Burari deaths: Relatives dismiss 'religious angle', suspect foul play
New Delhi, July 1: A relative of the 11 members of a family who were found dead under mysterious circumstances at their home in north Delhi's Burari suspected foul play in the incident, saying that "they were educated people and not superstitious".
Ketan Nagpal, whose maternal grandmother was one of the deceased, alleged that they were killed and dismissed the police theory that it could be a case of "suicide pact". He said it was a prosperous family. "They were not facing any financial issues and had not taken even a single loan. Everything was fine. Why would they kill themselves?" he said.
Nagpal contended that even if they had to commit suicide, they would not have covered their faces and taped their mouth. Another relative said they had spoken to the family last night. They sounded "normal" and did not show any signs of depression, he added.
"The family did not have enmity with anyone. But we suspect someone killed them," he alleged. The relatives claimed that there was no "religious angle" linked to the deaths. "They believed in God but who believes in such things (referring to handwritten notes talking about salvation). They were educated people and not superstitious," said one of the relatives.
Police found handwritten notes which indicated a "religious or spiritual angle" to the deaths. A police officer said a probe will be conducted to find "if the family indulged in occult practices" or they followed "any godman".
The deceased were identified as Narayan Devi (77), who was found dead on the floor, her daughter Pratibha (57), her two sons Bhavnesh (50) and Lalit Bhatia (45). Bhavnesh's wife Savita (48) and their three children - Meenu (23), Nidhi (25) and Dhruv (15).

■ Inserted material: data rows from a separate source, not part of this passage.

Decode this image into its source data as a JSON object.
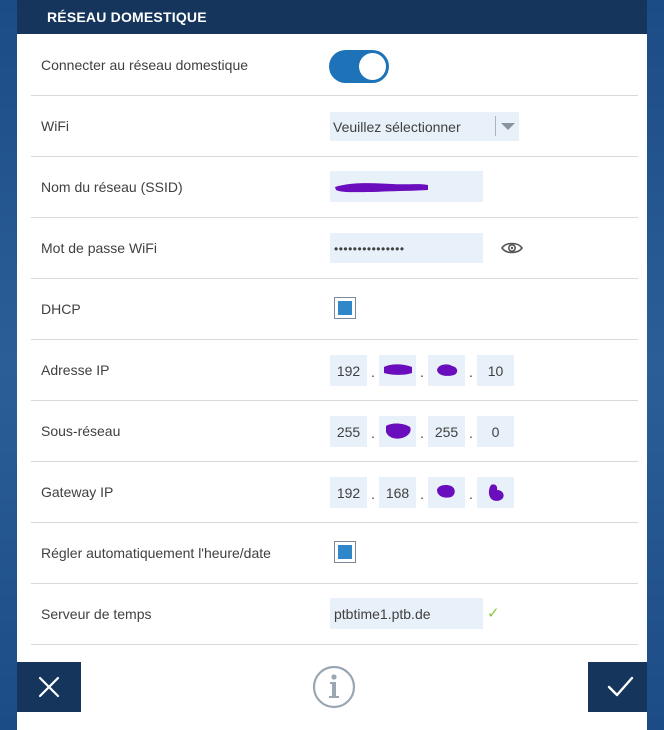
{
  "header": {
    "title": "RÉSEAU DOMESTIQUE"
  },
  "rows": {
    "connect": {
      "label": "Connecter au réseau domestique",
      "toggle_on": true
    },
    "wifi": {
      "label": "WiFi",
      "value": "Veuillez sélectionner"
    },
    "ssid": {
      "label": "Nom du réseau (SSID)"
    },
    "password": {
      "label": "Mot de passe WiFi",
      "value": "•••••••••••••••"
    },
    "dhcp": {
      "label": "DHCP",
      "checked": true
    },
    "ip": {
      "label": "Adresse IP",
      "parts": [
        "192",
        "",
        "",
        "10"
      ]
    },
    "subnet": {
      "label": "Sous-réseau",
      "parts": [
        "255",
        "",
        "255",
        "0"
      ]
    },
    "gateway": {
      "label": "Gateway IP",
      "parts": [
        "192",
        "168",
        "",
        ""
      ]
    },
    "auto_time": {
      "label": "Régler automatiquement l'heure/date",
      "checked": true
    },
    "time_server": {
      "label": "Serveur de temps",
      "value": "ptbtime1.ptb.de"
    }
  },
  "ip_separator": ".",
  "colors": {
    "header_bg": "#16355c",
    "toggle_on": "#1e72b8",
    "field_bg": "#e8f1f9",
    "checkbox_fill": "#2f86c8",
    "redaction": "#6a0dbd",
    "valid_check": "#8cc63f"
  },
  "icons": {
    "cancel": "close-icon",
    "info": "info-icon",
    "confirm": "checkmark-icon",
    "password_reveal": "eye-icon"
  }
}
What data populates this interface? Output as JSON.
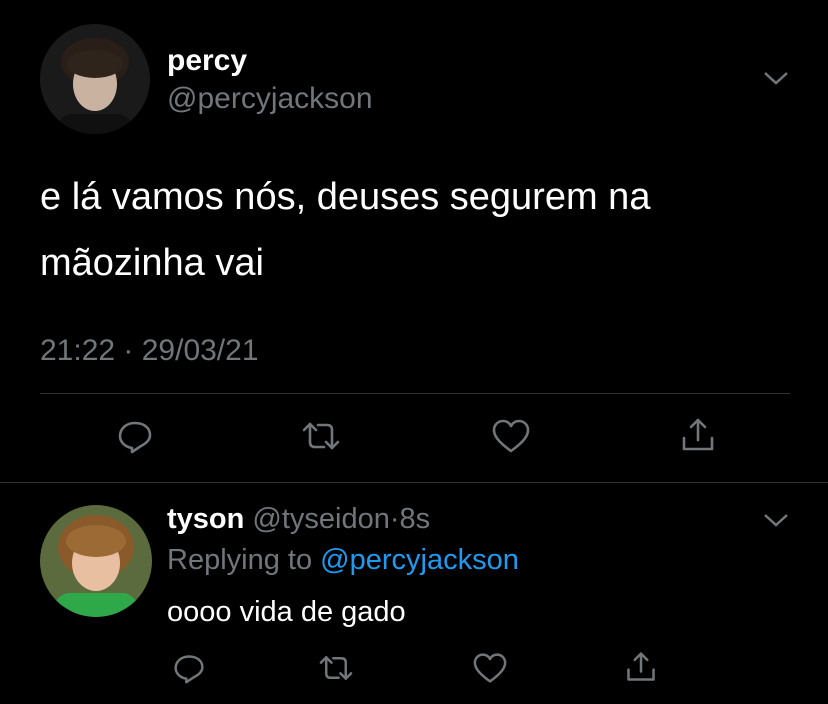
{
  "main_tweet": {
    "display_name": "percy",
    "handle": "@percyjackson",
    "text_line1": "e lá vamos nós, deuses segurem na",
    "text_line2": "mãozinha vai",
    "timestamp": "21:22 · 29/03/21"
  },
  "reply_tweet": {
    "display_name": "tyson",
    "handle": "@tyseidon",
    "separator": "·",
    "age": "8s",
    "replying_prefix": "Replying to",
    "replying_handle": "@percyjackson",
    "text": "oooo vida de gado"
  },
  "colors": {
    "background": "#000000",
    "text": "#ffffff",
    "muted": "#71767b",
    "link": "#1d9bf0",
    "divider": "#2f3336"
  },
  "icons": [
    "chevron-down-icon",
    "reply-icon",
    "retweet-icon",
    "like-icon",
    "share-icon"
  ]
}
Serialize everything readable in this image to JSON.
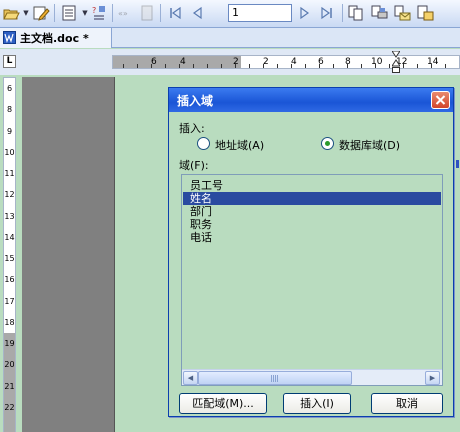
{
  "toolbar": {
    "record_value": "1",
    "icons": [
      "open-folder-icon",
      "edit-pen-icon",
      "document-icon",
      "merge-field-icon",
      "abc-icon",
      "page-icon",
      "first-record-icon",
      "prev-record-icon",
      "next-record-icon",
      "last-record-icon",
      "merge-doc-icon",
      "merge-printer-icon",
      "merge-email-icon",
      "find-record-icon"
    ]
  },
  "tab": {
    "title": "主文档.doc *"
  },
  "h_ruler": {
    "numbers": [
      "6",
      "4",
      "2",
      "2",
      "4",
      "6",
      "8",
      "10",
      "12",
      "14"
    ]
  },
  "v_ruler": {
    "numbers": [
      "6",
      "8",
      "9",
      "10",
      "11",
      "12",
      "13",
      "14",
      "15",
      "16",
      "17",
      "18",
      "19",
      "20",
      "21",
      "22"
    ]
  },
  "dialog": {
    "title": "插入域",
    "insert_label": "插入:",
    "radio_address": "地址域(A)",
    "radio_database": "数据库域(D)",
    "field_label": "域(F):",
    "fields": [
      "员工号",
      "姓名",
      "部门",
      "职务",
      "电话"
    ],
    "selected_field": "姓名",
    "buttons": {
      "match": "匹配域(M)...",
      "insert": "插入(I)",
      "cancel": "取消"
    }
  },
  "colors": {
    "background": "#b9dcbf",
    "title_bar": "#1a55d6",
    "selection": "#2a4aa0"
  }
}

Lalit Bhatia's wife Tina (42) and their 15-year-old son Shivam were also among those found dead. Pratibha's daughter Priyanka (33), who was engaged last month and would have married by the end of this year, was also found hanging.